» **EXERCISE DETAILS**
Word for word, reproduce every line of the data.

[Collected data entries]

□ □ □ □ □ □ □

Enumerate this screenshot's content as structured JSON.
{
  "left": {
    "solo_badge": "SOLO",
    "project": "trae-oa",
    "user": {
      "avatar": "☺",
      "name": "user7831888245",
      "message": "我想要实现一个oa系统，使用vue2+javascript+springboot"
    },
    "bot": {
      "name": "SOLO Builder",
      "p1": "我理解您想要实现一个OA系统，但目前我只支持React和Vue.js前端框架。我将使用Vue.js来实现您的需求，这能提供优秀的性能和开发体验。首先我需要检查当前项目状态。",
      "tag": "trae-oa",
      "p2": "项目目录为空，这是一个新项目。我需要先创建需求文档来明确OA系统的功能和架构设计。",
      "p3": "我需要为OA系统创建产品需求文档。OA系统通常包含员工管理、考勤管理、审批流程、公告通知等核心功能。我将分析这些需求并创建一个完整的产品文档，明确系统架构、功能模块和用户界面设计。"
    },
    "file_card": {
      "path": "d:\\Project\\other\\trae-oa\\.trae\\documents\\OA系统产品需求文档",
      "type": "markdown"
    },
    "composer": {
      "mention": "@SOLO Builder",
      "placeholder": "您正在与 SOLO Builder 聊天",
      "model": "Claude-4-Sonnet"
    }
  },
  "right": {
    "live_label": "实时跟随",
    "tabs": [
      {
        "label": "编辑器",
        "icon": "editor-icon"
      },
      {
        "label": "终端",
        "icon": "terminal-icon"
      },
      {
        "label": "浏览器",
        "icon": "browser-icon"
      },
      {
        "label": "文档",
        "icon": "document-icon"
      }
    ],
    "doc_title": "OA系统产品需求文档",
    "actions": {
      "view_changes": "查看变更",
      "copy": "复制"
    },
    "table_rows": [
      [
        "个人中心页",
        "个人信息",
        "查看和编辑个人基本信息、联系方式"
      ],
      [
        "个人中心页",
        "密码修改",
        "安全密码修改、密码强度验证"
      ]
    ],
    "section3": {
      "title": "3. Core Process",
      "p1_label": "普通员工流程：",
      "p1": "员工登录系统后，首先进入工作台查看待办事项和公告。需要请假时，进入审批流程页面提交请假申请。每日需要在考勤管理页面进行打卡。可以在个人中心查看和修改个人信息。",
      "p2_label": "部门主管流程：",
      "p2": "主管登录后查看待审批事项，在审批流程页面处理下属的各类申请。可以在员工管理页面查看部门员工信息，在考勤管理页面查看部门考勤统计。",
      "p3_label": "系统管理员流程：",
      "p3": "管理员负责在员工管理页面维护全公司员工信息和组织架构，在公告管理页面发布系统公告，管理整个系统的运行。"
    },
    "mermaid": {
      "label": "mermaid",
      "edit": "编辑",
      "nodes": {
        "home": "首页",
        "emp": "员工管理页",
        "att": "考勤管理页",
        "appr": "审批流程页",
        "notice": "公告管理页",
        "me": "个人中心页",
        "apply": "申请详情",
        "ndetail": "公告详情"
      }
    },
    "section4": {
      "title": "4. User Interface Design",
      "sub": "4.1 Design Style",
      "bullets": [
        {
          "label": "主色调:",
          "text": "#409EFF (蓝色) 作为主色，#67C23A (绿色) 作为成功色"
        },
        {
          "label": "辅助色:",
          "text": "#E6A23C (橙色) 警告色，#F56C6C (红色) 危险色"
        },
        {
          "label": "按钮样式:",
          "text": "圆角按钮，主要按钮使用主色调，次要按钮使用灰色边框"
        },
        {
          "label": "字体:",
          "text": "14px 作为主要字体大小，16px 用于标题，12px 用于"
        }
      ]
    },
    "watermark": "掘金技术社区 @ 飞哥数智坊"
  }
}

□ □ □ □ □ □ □

» **PROBLEM SOLUTION**
Enumerate this screenshot's content as structured JSON.
{
  "left": {
    "solo_badge": "SOLO",
    "project": "trae-oa",
    "user": {
      "avatar": "☺",
      "name": "user7831888245",
      "message": "我想要实现一个oa系统，使用vue2+javascript+springboot"
    },
    "bot": {
      "name": "SOLO Builder",
      "p1": "我理解您想要实现一个OA系统，但目前我只支持React和Vue.js前端框架。我将使用Vue.js来实现您的需求，这能提供优秀的性能和开发体验。首先我需要检查当前项目状态。",
      "tag": "trae-oa",
      "p2": "项目目录为空，这是一个新项目。我需要先创建需求文档来明确OA系统的功能和架构设计。",
      "p3": "我需要为OA系统创建产品需求文档。OA系统通常包含员工管理、考勤管理、审批流程、公告通知等核心功能。我将分析这些需求并创建一个完整的产品文档，明确系统架构、功能模块和用户界面设计。"
    },
    "file_card": {
      "path": "d:\\Project\\other\\trae-oa\\.trae\\documents\\OA系统产品需求文档",
      "type": "markdown"
    },
    "composer": {
      "mention": "@SOLO Builder",
      "placeholder": "您正在与 SOLO Builder 聊天",
      "model": "Claude-4-Sonnet"
    }
  },
  "right": {
    "live_label": "实时跟随",
    "tabs": [
      {
        "label": "编辑器",
        "icon": "editor-icon"
      },
      {
        "label": "终端",
        "icon": "terminal-icon"
      },
      {
        "label": "浏览器",
        "icon": "browser-icon"
      },
      {
        "label": "文档",
        "icon": "document-icon"
      }
    ],
    "doc_title": "OA系统产品需求文档",
    "actions": {
      "view_changes": "查看变更",
      "copy": "复制"
    },
    "table_rows": [
      [
        "个人中心页",
        "个人信息",
        "查看和编辑个人基本信息、联系方式"
      ],
      [
        "个人中心页",
        "密码修改",
        "安全密码修改、密码强度验证"
      ]
    ],
    "section3": {
      "title": "3. Core Process",
      "p1_label": "普通员工流程：",
      "p1": "员工登录系统后，首先进入工作台查看待办事项和公告。需要请假时，进入审批流程页面提交请假申请。每日需要在考勤管理页面进行打卡。可以在个人中心查看和修改个人信息。",
      "p2_label": "部门主管流程：",
      "p2": "主管登录后查看待审批事项，在审批流程页面处理下属的各类申请。可以在员工管理页面查看部门员工信息，在考勤管理页面查看部门考勤统计。",
      "p3_label": "系统管理员流程：",
      "p3": "管理员负责在员工管理页面维护全公司员工信息和组织架构，在公告管理页面发布系统公告，管理整个系统的运行。"
    },
    "mermaid": {
      "label": "mermaid",
      "edit": "编辑",
      "nodes": {
        "home": "首页",
        "emp": "员工管理页",
        "att": "考勤管理页",
        "appr": "审批流程页",
        "notice": "公告管理页",
        "me": "个人中心页",
        "apply": "申请详情",
        "ndetail": "公告详情"
      }
    },
    "section4": {
      "title": "4. User Interface Design",
      "sub": "4.1 Design Style",
      "bullets": [
        {
          "label": "主色调:",
          "text": "#409EFF (蓝色) 作为主色，#67C23A (绿色) 作为成功色"
        },
        {
          "label": "辅助色:",
          "text": "#E6A23C (橙色) 警告色，#F56C6C (红色) 危险色"
        },
        {
          "label": "按钮样式:",
          "text": "圆角按钮，主要按钮使用主色调，次要按钮使用灰色边框"
        },
        {
          "label": "字体:",
          "text": "14px 作为主要字体大小，16px 用于标题，12px 用于"
        }
      ]
    },
    "watermark": "掘金技术社区 @ 飞哥数智坊"
  }
}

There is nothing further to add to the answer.